The records below are to be returned exactly as written, minus their pictures.

====== Material for this exercise ======

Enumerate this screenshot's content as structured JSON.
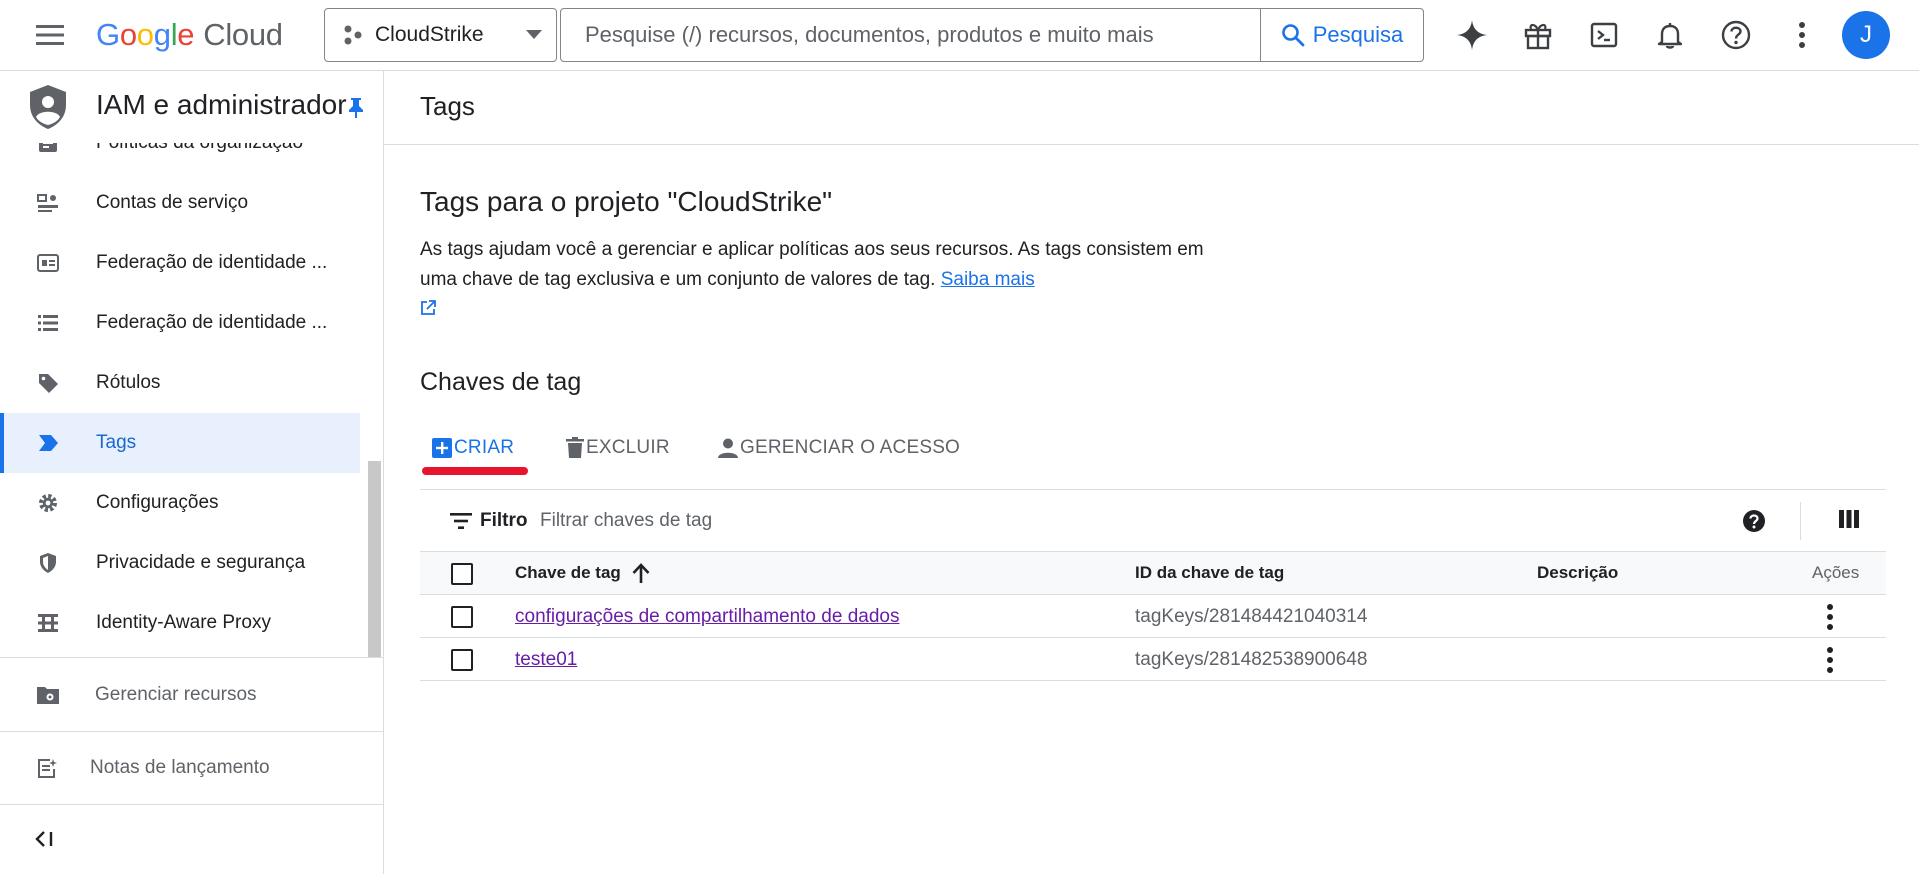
{
  "topbar": {
    "logo_letters": [
      "G",
      "o",
      "o",
      "g",
      "l",
      "e"
    ],
    "logo_suffix": "Cloud",
    "project": "CloudStrike",
    "search_placeholder": "Pesquise (/) recursos, documentos, produtos e muito mais",
    "search_button": "Pesquisa",
    "avatar_letter": "J"
  },
  "sidebar": {
    "title": "IAM e administrador",
    "items": [
      {
        "label": "Políticas da organização",
        "icon": "policy-icon"
      },
      {
        "label": "Contas de serviço",
        "icon": "service-account-icon"
      },
      {
        "label": "Federação de identidade ...",
        "icon": "identity-card-icon"
      },
      {
        "label": "Federação de identidade ...",
        "icon": "list-icon"
      },
      {
        "label": "Rótulos",
        "icon": "label-icon"
      },
      {
        "label": "Tags",
        "icon": "tag-icon",
        "active": true
      },
      {
        "label": "Configurações",
        "icon": "gear-icon"
      },
      {
        "label": "Privacidade e segurança",
        "icon": "shield-icon"
      },
      {
        "label": "Identity-Aware Proxy",
        "icon": "proxy-icon"
      }
    ],
    "manage_resources": "Gerenciar recursos",
    "release_notes": "Notas de lançamento"
  },
  "main": {
    "header": "Tags",
    "section_title": "Tags para o projeto \"CloudStrike\"",
    "description": "As tags ajudam você a gerenciar e aplicar políticas aos seus recursos. As tags consistem em uma chave de tag exclusiva e um conjunto de valores de tag.",
    "learn_more": "Saiba mais",
    "keys_title": "Chaves de tag",
    "actions": {
      "create": "CRIAR",
      "delete": "EXCLUIR",
      "manage_access": "GERENCIAR O ACESSO"
    },
    "filter": {
      "label": "Filtro",
      "placeholder": "Filtrar chaves de tag"
    },
    "table": {
      "columns": [
        "Chave de tag",
        "ID da chave de tag",
        "Descrição",
        "Ações"
      ],
      "rows": [
        {
          "key": "configurações de compartilhamento de dados",
          "id": "tagKeys/281484421040314",
          "description": ""
        },
        {
          "key": "teste01",
          "id": "tagKeys/281482538900648",
          "description": ""
        }
      ]
    }
  },
  "colors": {
    "accent": "#1a73e8",
    "highlight_underline": "#e8132c",
    "link_visited": "#681da8"
  }
}
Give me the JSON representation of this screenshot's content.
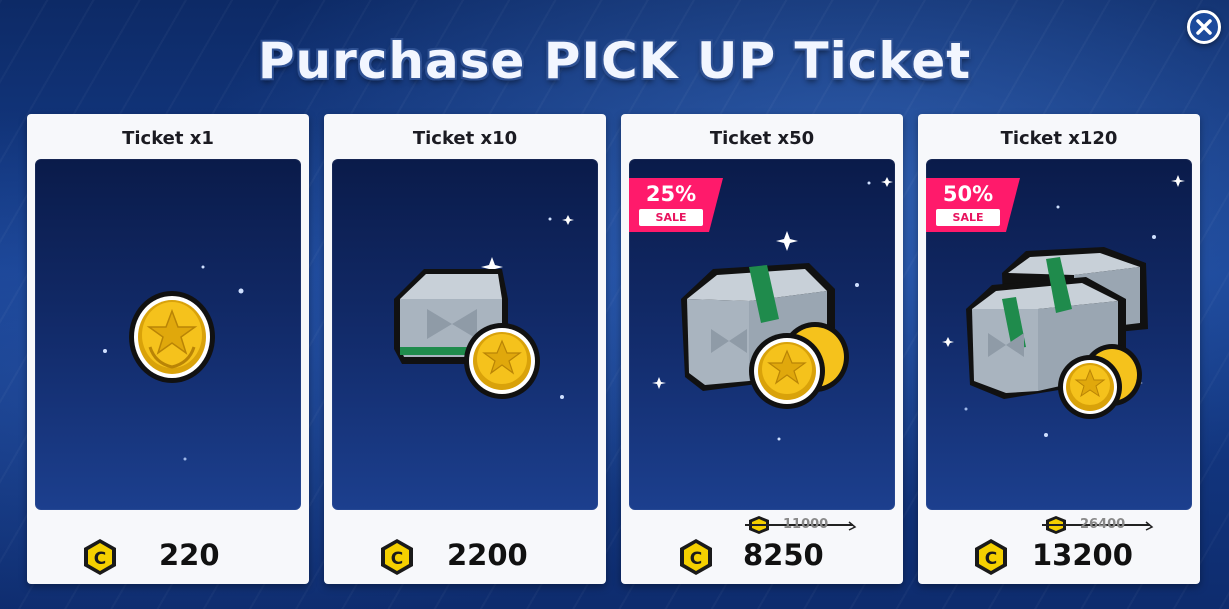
{
  "title": "Purchase PICK UP Ticket",
  "close_icon": "close-icon",
  "currency_icon": "c-coin-icon",
  "colors": {
    "sale_badge": "#ff1a6b",
    "card_bg": "#f7f8fb",
    "art_bg": "#132d6e",
    "currency": "#f5d000"
  },
  "cards": [
    {
      "label": "Ticket x1",
      "price": "220",
      "sale": null,
      "original_price": null
    },
    {
      "label": "Ticket x10",
      "price": "2200",
      "sale": null,
      "original_price": null
    },
    {
      "label": "Ticket x50",
      "price": "8250",
      "sale": {
        "percent": "25%",
        "label": "SALE"
      },
      "original_price": "11000"
    },
    {
      "label": "Ticket x120",
      "price": "13200",
      "sale": {
        "percent": "50%",
        "label": "SALE"
      },
      "original_price": "26400"
    }
  ]
}
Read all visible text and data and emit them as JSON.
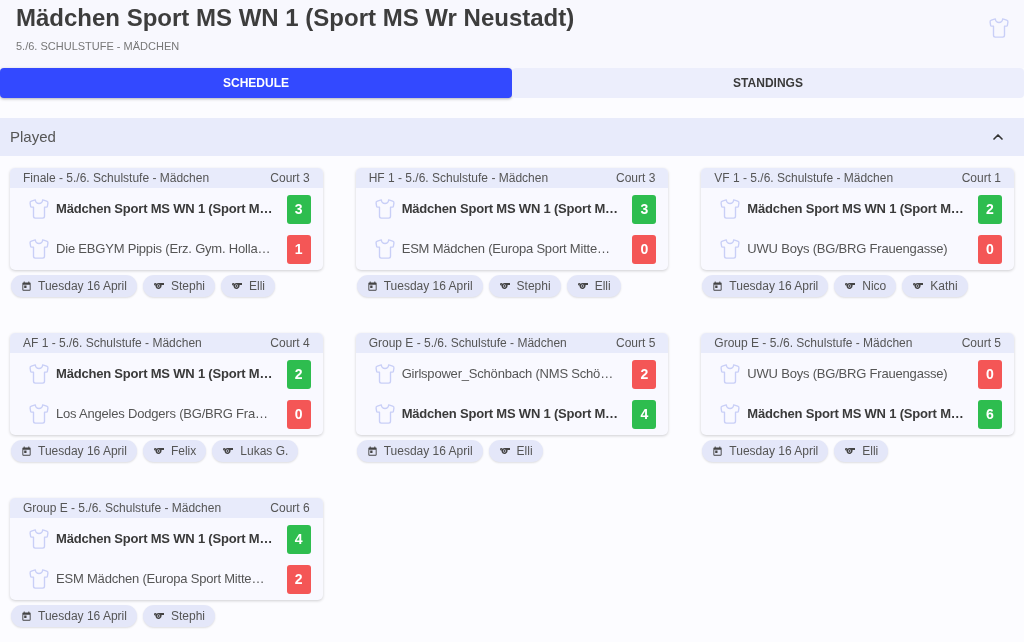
{
  "header": {
    "title": "Mädchen Sport MS WN 1 (Sport MS Wr Neustadt)",
    "subtitle": "5./6. SCHULSTUFE - MÄDCHEN"
  },
  "tabs": [
    {
      "label": "SCHEDULE",
      "selected": true
    },
    {
      "label": "STANDINGS",
      "selected": false
    }
  ],
  "section": {
    "title": "Played",
    "expanded": true
  },
  "matches": [
    {
      "round": "Finale - 5./6. Schulstufe - Mädchen",
      "court": "Court 3",
      "teams": [
        {
          "name": "Mädchen Sport MS WN 1 (Sport M…",
          "score": "3",
          "highlighted": true,
          "won": true
        },
        {
          "name": "Die EBGYM Pippis (Erz. Gym. Holla…",
          "score": "1",
          "highlighted": false,
          "won": false
        }
      ],
      "date": "Tuesday 16 April",
      "referees": [
        "Stephi",
        "Elli"
      ]
    },
    {
      "round": "HF 1 - 5./6. Schulstufe - Mädchen",
      "court": "Court 3",
      "teams": [
        {
          "name": "Mädchen Sport MS WN 1 (Sport M…",
          "score": "3",
          "highlighted": true,
          "won": true
        },
        {
          "name": "ESM Mädchen (Europa Sport Mitte…",
          "score": "0",
          "highlighted": false,
          "won": false
        }
      ],
      "date": "Tuesday 16 April",
      "referees": [
        "Stephi",
        "Elli"
      ]
    },
    {
      "round": "VF 1 - 5./6. Schulstufe - Mädchen",
      "court": "Court 1",
      "teams": [
        {
          "name": "Mädchen Sport MS WN 1 (Sport M…",
          "score": "2",
          "highlighted": true,
          "won": true
        },
        {
          "name": "UWU Boys (BG/BRG Frauengasse)",
          "score": "0",
          "highlighted": false,
          "won": false
        }
      ],
      "date": "Tuesday 16 April",
      "referees": [
        "Nico",
        "Kathi"
      ]
    },
    {
      "round": "AF 1 - 5./6. Schulstufe - Mädchen",
      "court": "Court 4",
      "teams": [
        {
          "name": "Mädchen Sport MS WN 1 (Sport M…",
          "score": "2",
          "highlighted": true,
          "won": true
        },
        {
          "name": "Los Angeles Dodgers (BG/BRG Fra…",
          "score": "0",
          "highlighted": false,
          "won": false
        }
      ],
      "date": "Tuesday 16 April",
      "referees": [
        "Felix",
        "Lukas G."
      ]
    },
    {
      "round": "Group E - 5./6. Schulstufe - Mädchen",
      "court": "Court 5",
      "teams": [
        {
          "name": "Girlspower_Schönbach (NMS Schö…",
          "score": "2",
          "highlighted": false,
          "won": false
        },
        {
          "name": "Mädchen Sport MS WN 1 (Sport M…",
          "score": "4",
          "highlighted": true,
          "won": true
        }
      ],
      "date": "Tuesday 16 April",
      "referees": [
        "Elli"
      ]
    },
    {
      "round": "Group E - 5./6. Schulstufe - Mädchen",
      "court": "Court 5",
      "teams": [
        {
          "name": "UWU Boys (BG/BRG Frauengasse)",
          "score": "0",
          "highlighted": false,
          "won": false
        },
        {
          "name": "Mädchen Sport MS WN 1 (Sport M…",
          "score": "6",
          "highlighted": true,
          "won": true
        }
      ],
      "date": "Tuesday 16 April",
      "referees": [
        "Elli"
      ]
    },
    {
      "round": "Group E - 5./6. Schulstufe - Mädchen",
      "court": "Court 6",
      "teams": [
        {
          "name": "Mädchen Sport MS WN 1 (Sport M…",
          "score": "4",
          "highlighted": true,
          "won": true
        },
        {
          "name": "ESM Mädchen (Europa Sport Mitte…",
          "score": "2",
          "highlighted": false,
          "won": false
        }
      ],
      "date": "Tuesday 16 April",
      "referees": [
        "Stephi"
      ]
    }
  ]
}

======

▶ **Solution for this exercise**:
Enumerate this screenshot's content as structured JSON.
{
  "topbar": {
    "logo_letters": [
      "G",
      "o",
      "o",
      "g",
      "l",
      "e"
    ],
    "logo_suffix": "Cloud",
    "project": "CloudStrike",
    "search_placeholder": "Pesquise (/) recursos, documentos, produtos e muito mais",
    "search_button": "Pesquisa",
    "avatar_letter": "J"
  },
  "sidebar": {
    "title": "IAM e administrador",
    "items": [
      {
        "label": "Políticas da organização",
        "icon": "policy-icon"
      },
      {
        "label": "Contas de serviço",
        "icon": "service-account-icon"
      },
      {
        "label": "Federação de identidade ...",
        "icon": "identity-card-icon"
      },
      {
        "label": "Federação de identidade ...",
        "icon": "list-icon"
      },
      {
        "label": "Rótulos",
        "icon": "label-icon"
      },
      {
        "label": "Tags",
        "icon": "tag-icon",
        "active": true
      },
      {
        "label": "Configurações",
        "icon": "gear-icon"
      },
      {
        "label": "Privacidade e segurança",
        "icon": "shield-icon"
      },
      {
        "label": "Identity-Aware Proxy",
        "icon": "proxy-icon"
      }
    ],
    "manage_resources": "Gerenciar recursos",
    "release_notes": "Notas de lançamento"
  },
  "main": {
    "header": "Tags",
    "section_title": "Tags para o projeto \"CloudStrike\"",
    "description": "As tags ajudam você a gerenciar e aplicar políticas aos seus recursos. As tags consistem em uma chave de tag exclusiva e um conjunto de valores de tag.",
    "learn_more": "Saiba mais",
    "keys_title": "Chaves de tag",
    "actions": {
      "create": "CRIAR",
      "delete": "EXCLUIR",
      "manage_access": "GERENCIAR O ACESSO"
    },
    "filter": {
      "label": "Filtro",
      "placeholder": "Filtrar chaves de tag"
    },
    "table": {
      "columns": [
        "Chave de tag",
        "ID da chave de tag",
        "Descrição",
        "Ações"
      ],
      "rows": [
        {
          "key": "configurações de compartilhamento de dados",
          "id": "tagKeys/281484421040314",
          "description": ""
        },
        {
          "key": "teste01",
          "id": "tagKeys/281482538900648",
          "description": ""
        }
      ]
    }
  },
  "colors": {
    "accent": "#1a73e8",
    "highlight_underline": "#e8132c",
    "link_visited": "#681da8"
  }
}
Give me the JSON representation of this screenshot's content.
{
  "title": "Purchase PICK UP Ticket",
  "close_icon": "close-icon",
  "currency_icon": "c-coin-icon",
  "colors": {
    "sale_badge": "#ff1a6b",
    "card_bg": "#f7f8fb",
    "art_bg": "#132d6e",
    "currency": "#f5d000"
  },
  "cards": [
    {
      "label": "Ticket x1",
      "price": "220",
      "sale": null,
      "original_price": null
    },
    {
      "label": "Ticket x10",
      "price": "2200",
      "sale": null,
      "original_price": null
    },
    {
      "label": "Ticket x50",
      "price": "8250",
      "sale": {
        "percent": "25%",
        "label": "SALE"
      },
      "original_price": "11000"
    },
    {
      "label": "Ticket x120",
      "price": "13200",
      "sale": {
        "percent": "50%",
        "label": "SALE"
      },
      "original_price": "26400"
    }
  ]
}
Read all visible text and data and emit them as JSON.
{
  "header": {
    "title": "Mädchen Sport MS WN 1 (Sport MS Wr Neustadt)",
    "subtitle": "5./6. SCHULSTUFE - MÄDCHEN"
  },
  "tabs": [
    {
      "label": "SCHEDULE",
      "selected": true
    },
    {
      "label": "STANDINGS",
      "selected": false
    }
  ],
  "section": {
    "title": "Played",
    "expanded": true
  },
  "matches": [
    {
      "round": "Finale - 5./6. Schulstufe - Mädchen",
      "court": "Court 3",
      "teams": [
        {
          "name": "Mädchen Sport MS WN 1 (Sport M…",
          "score": "3",
          "highlighted": true,
          "won": true
        },
        {
          "name": "Die EBGYM Pippis (Erz. Gym. Holla…",
          "score": "1",
          "highlighted": false,
          "won": false
        }
      ],
      "date": "Tuesday 16 April",
      "referees": [
        "Stephi",
        "Elli"
      ]
    },
    {
      "round": "HF 1 - 5./6. Schulstufe - Mädchen",
      "court": "Court 3",
      "teams": [
        {
          "name": "Mädchen Sport MS WN 1 (Sport M…",
          "score": "3",
          "highlighted": true,
          "won": true
        },
        {
          "name": "ESM Mädchen (Europa Sport Mitte…",
          "score": "0",
          "highlighted": false,
          "won": false
        }
      ],
      "date": "Tuesday 16 April",
      "referees": [
        "Stephi",
        "Elli"
      ]
    },
    {
      "round": "VF 1 - 5./6. Schulstufe - Mädchen",
      "court": "Court 1",
      "teams": [
        {
          "name": "Mädchen Sport MS WN 1 (Sport M…",
          "score": "2",
          "highlighted": true,
          "won": true
        },
        {
          "name": "UWU Boys (BG/BRG Frauengasse)",
          "score": "0",
          "highlighted": false,
          "won": false
        }
      ],
      "date": "Tuesday 16 April",
      "referees": [
        "Nico",
        "Kathi"
      ]
    },
    {
      "round": "AF 1 - 5./6. Schulstufe - Mädchen",
      "court": "Court 4",
      "teams": [
        {
          "name": "Mädchen Sport MS WN 1 (Sport M…",
          "score": "2",
          "highlighted": true,
          "won": true
        },
        {
          "name": "Los Angeles Dodgers (BG/BRG Fra…",
          "score": "0",
          "highlighted": false,
          "won": false
        }
      ],
      "date": "Tuesday 16 April",
      "referees": [
        "Felix",
        "Lukas G."
      ]
    },
    {
      "round": "Group E - 5./6. Schulstufe - Mädchen",
      "court": "Court 5",
      "teams": [
        {
          "name": "Girlspower_Schönbach (NMS Schö…",
          "score": "2",
          "highlighted": false,
          "won": false
        },
        {
          "name": "Mädchen Sport MS WN 1 (Sport M…",
          "score": "4",
          "highlighted": true,
          "won": true
        }
      ],
      "date": "Tuesday 16 April",
      "referees": [
        "Elli"
      ]
    },
    {
      "round": "Group E - 5./6. Schulstufe - Mädchen",
      "court": "Court 5",
      "teams": [
        {
          "name": "UWU Boys (BG/BRG Frauengasse)",
          "score": "0",
          "highlighted": false,
          "won": false
        },
        {
          "name": "Mädchen Sport MS WN 1 (Sport M…",
          "score": "6",
          "highlighted": true,
          "won": true
        }
      ],
      "date": "Tuesday 16 April",
      "referees": [
        "Elli"
      ]
    },
    {
      "round": "Group E - 5./6. Schulstufe - Mädchen",
      "court": "Court 6",
      "teams": [
        {
          "name": "Mädchen Sport MS WN 1 (Sport M…",
          "score": "4",
          "highlighted": true,
          "won": true
        },
        {
          "name": "ESM Mädchen (Europa Sport Mitte…",
          "score": "2",
          "highlighted": false,
          "won": false
        }
      ],
      "date": "Tuesday 16 April",
      "referees": [
        "Stephi"
      ]
    }
  ]
}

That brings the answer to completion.